The City of Santa Cruz is the lead agency on design and construction of the Coastal Rail Trail within its jurisdiction and is working in partnership with the Santa Cruz County Regional Transportation Commission (RTC), owner of the rail right-of-way and responsible for overall implementation of the rail trail project in the county. In addition to design and construction of the trail, the City has also initiated development of an Arts Master Plan. This is a City led project –a project of Santa Cruz City Arts. We have hired RRM Design to help with this effort. As a consultant, RRM is also doing the engineering and design for the segment that goes through Santa Cruz, so it made sense to have them help with the art planning process as well. We are also coordinating with the RTC of course who is coordinating the 50-mile Coastal Rail Trail Project.

The City of Santa Cruz has a 7-person Arts Commission and these appointed volunteers are advisory to staff and City Council regarding art plans. They are/will be highly involved in this effort. Three of the Arts Commissioners were at the brainstorming meeting last week and helped facilitate the discussions.

Over the next few weeks, staff will be working with RRM and the Arts Commission to pull together all the comments and ideas collected on August 11 at the. We will see if there are themes that emerge – or ideas that seem to resonate the most.

We will be taking a first draft of the Arts Master Plan to the Open Streets event on October 9 for the broader public to weigh in.

RRM will make revisions to the Draft Arts Master Plan based on the comments received at the Open Streets event.
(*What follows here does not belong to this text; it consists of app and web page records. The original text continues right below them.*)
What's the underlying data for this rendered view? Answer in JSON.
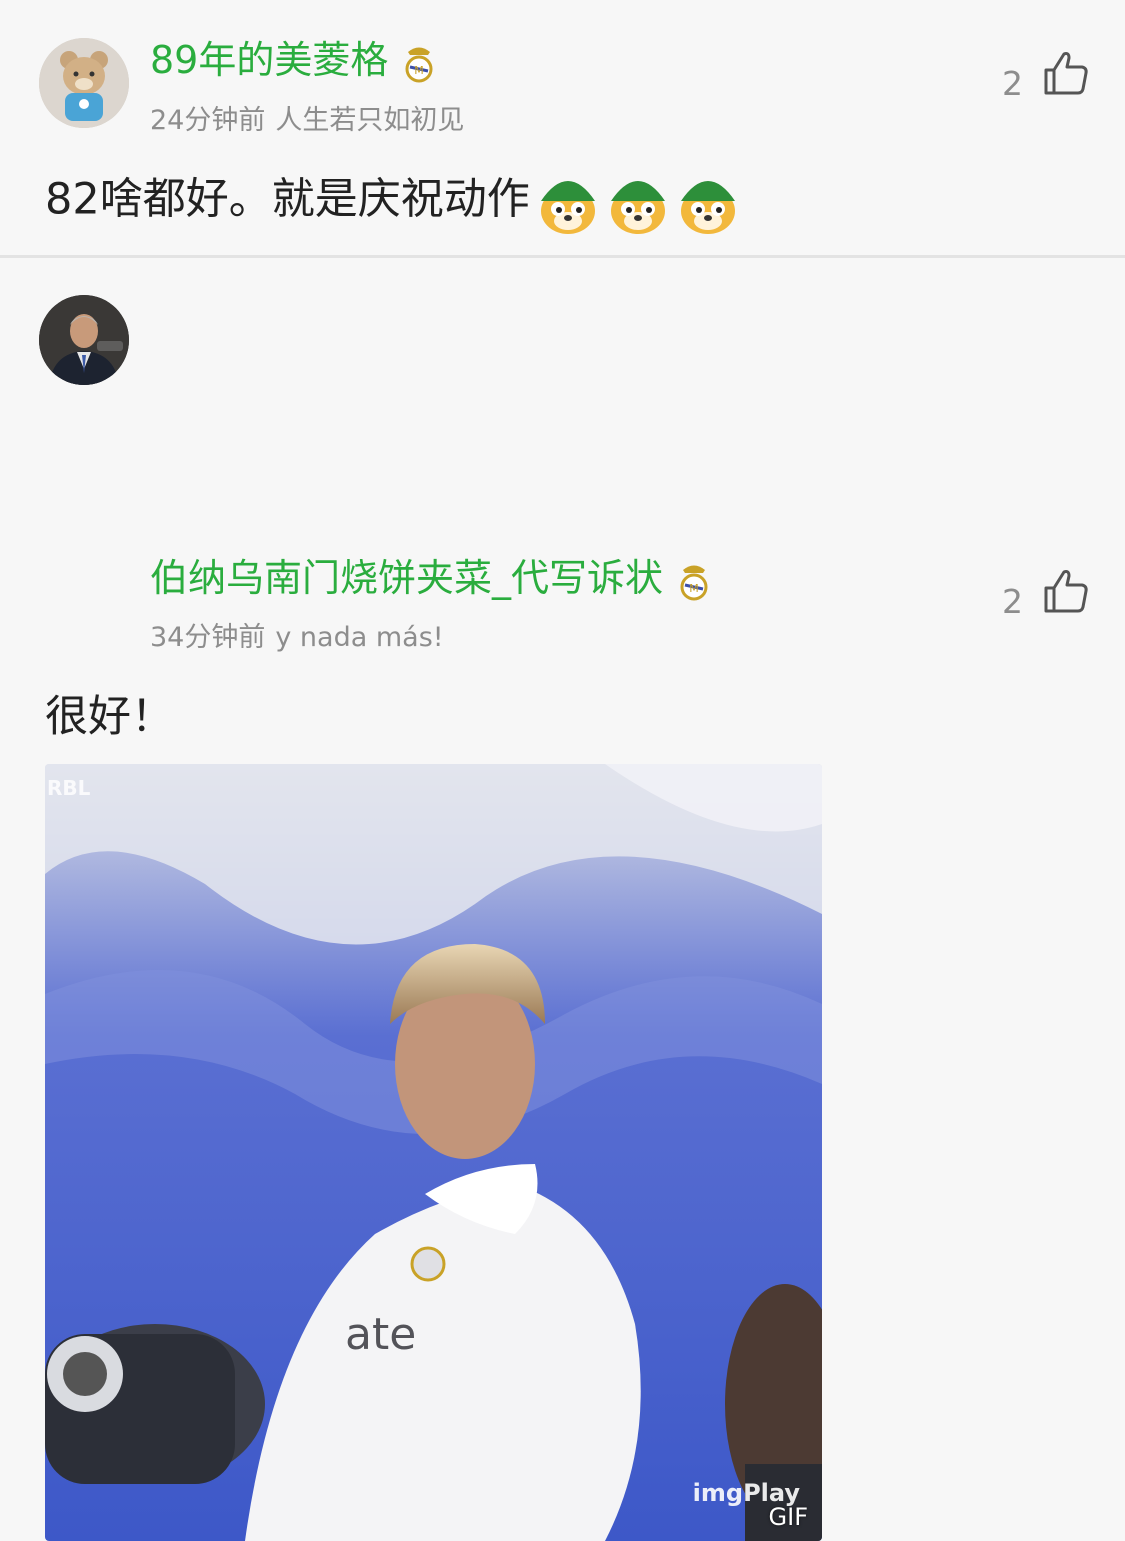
{
  "comments": [
    {
      "username": "89年的美菱格",
      "time": "24分钟前",
      "signature": "人生若只如初见",
      "likes": "2",
      "text": "82啥都好。就是庆祝动作",
      "emoji_count": 3,
      "avatar_icon": "bear-avatar-icon",
      "badge_icon": "real-madrid-badge-icon"
    },
    {
      "username": "伯纳乌南门烧饼夹菜_代写诉状",
      "time": "34分钟前",
      "signature": "y nada más!",
      "likes": "2",
      "text": "很好！",
      "avatar_icon": "man-in-suit-avatar-icon",
      "badge_icon": "real-madrid-badge-icon",
      "gif": {
        "corner_label": "RBL",
        "watermark": "imgPlay",
        "tag": "GIF"
      }
    }
  ],
  "colors": {
    "username": "#2aad3e",
    "meta": "#8d8d8d",
    "text": "#222222",
    "background": "#f7f7f7"
  }
}
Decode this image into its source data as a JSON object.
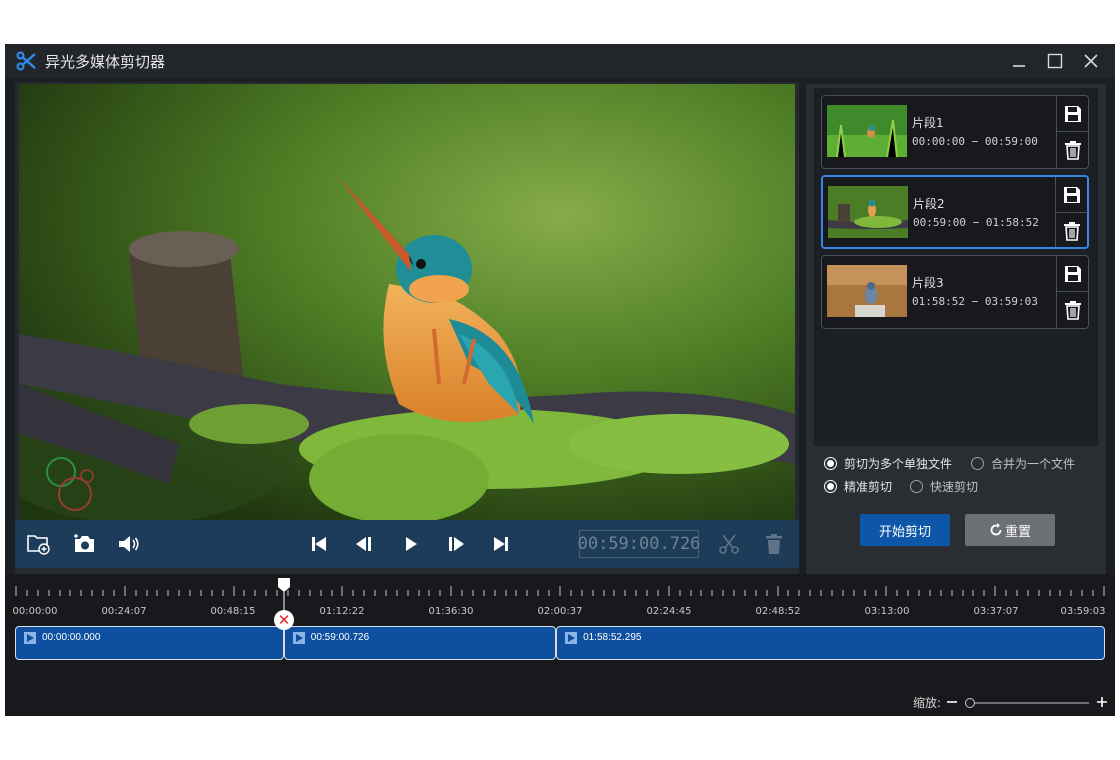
{
  "app": {
    "title": "异光多媒体剪切器"
  },
  "player": {
    "current_time": "00:59:00.726",
    "controls": [
      "open-folder",
      "snapshot",
      "volume",
      "skip-to-start",
      "prev-frame",
      "play",
      "next-frame",
      "skip-to-end",
      "cut",
      "delete"
    ]
  },
  "clips": [
    {
      "name": "片段1",
      "range": "00:00:00 − 00:59:00",
      "selected": false
    },
    {
      "name": "片段2",
      "range": "00:59:00 − 01:58:52",
      "selected": true
    },
    {
      "name": "片段3",
      "range": "01:58:52 − 03:59:03",
      "selected": false
    }
  ],
  "options": {
    "output_separate": "剪切为多个单独文件",
    "output_merge": "合并为一个文件",
    "mode_precise": "精准剪切",
    "mode_fast": "快速剪切"
  },
  "buttons": {
    "start": "开始剪切",
    "reset": "重置"
  },
  "timeline": {
    "ticks": [
      "00:00:00",
      "00:24:07",
      "00:48:15",
      "01:12:22",
      "01:36:30",
      "02:00:37",
      "02:24:45",
      "02:48:52",
      "03:13:00",
      "03:37:07",
      "03:59:03"
    ],
    "segments": [
      {
        "label": "00:00:00.000",
        "start_fraction": 0.0,
        "end_fraction": 0.2466
      },
      {
        "label": "00:59:00.726",
        "start_fraction": 0.2466,
        "end_fraction": 0.4964
      },
      {
        "label": "01:58:52.295",
        "start_fraction": 0.4964,
        "end_fraction": 1.0
      }
    ],
    "playhead_fraction": 0.2466
  },
  "zoom": {
    "label": "缩放:",
    "level_fraction": 0.0
  },
  "colors": {
    "accent": "#0e57a8",
    "selected_border": "#3a86e6",
    "segment": "#0e4fa0",
    "panel": "#2a2e33"
  }
}
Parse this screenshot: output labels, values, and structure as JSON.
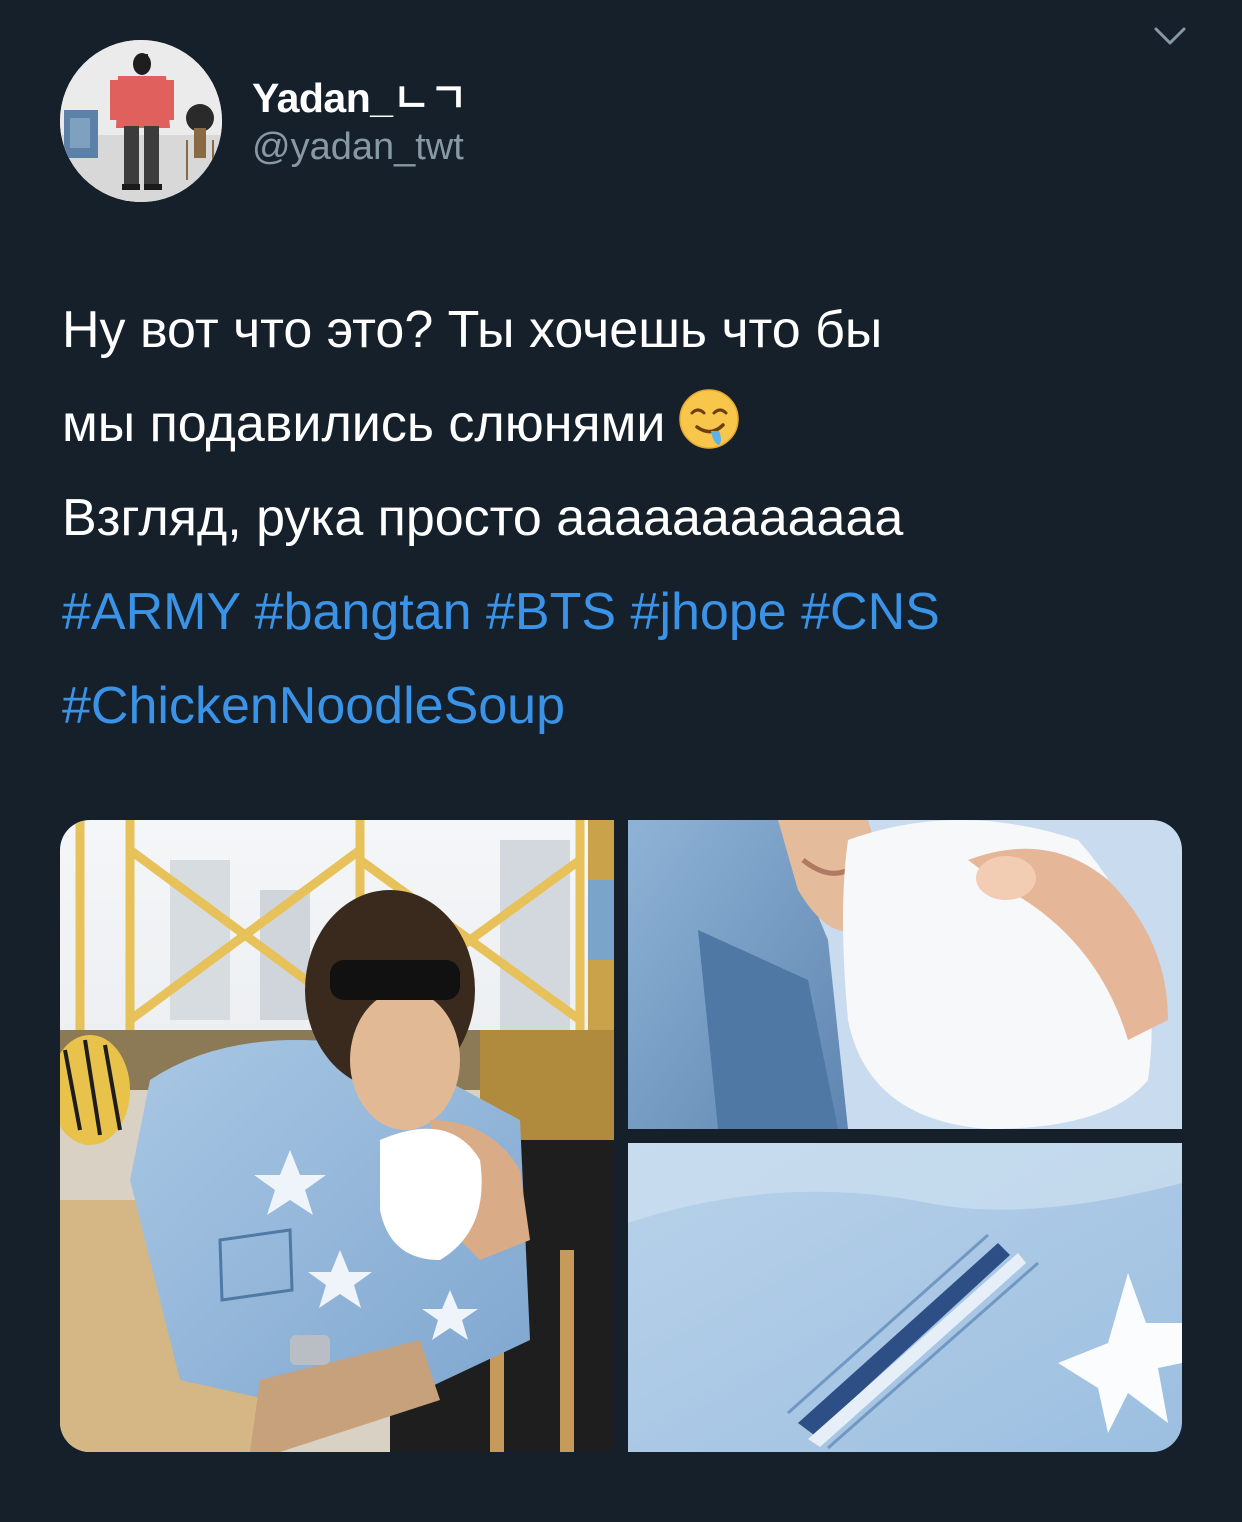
{
  "tweet": {
    "display_name": "Yadan_ㄴㄱ",
    "handle": "@yadan_twt",
    "menu_icon": "chevron-down-icon",
    "text_lines": [
      "Ну вот что это? Ты хочешь что бы",
      "мы подавились слюнями",
      "Взгляд, рука просто аааааааааааа"
    ],
    "emoji_name": "drooling-face-icon",
    "hashtags_line1": [
      "#ARMY",
      "#bangtan",
      "#BTS",
      "#jhope",
      "#CNS"
    ],
    "hashtags_line2": [
      "#ChickenNoodleSoup"
    ],
    "hashtag_color": "#3a93e6",
    "background_color": "#15202b",
    "handle_color": "#8899a6"
  },
  "media": {
    "photos": [
      "man-in-denim-jacket-photo",
      "towel-closeup-photo",
      "denim-pocket-closeup-photo"
    ]
  }
}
Then, the final plan will be reviewed by the Arts Commission in a public meeting for adoption – probably in November/December, 2016.

Again, the purpose of our first workshop was to identify opportunities, themes and mediums for projects at 16 +/- opportunity sites preliminarily identified. As funding allows, there would still be one or more calls for proposals – asking artists to respond with more concrete and detailed proposals. This said, we need some kind of a guiding plan in order to go after grant funds – which we will need in order to do anything significant on the trail.

Please let me know if you have any questions. Certainly let me know if you have any further comments or ideas to share!

I will keep you all updated on upcoming steps and important dates.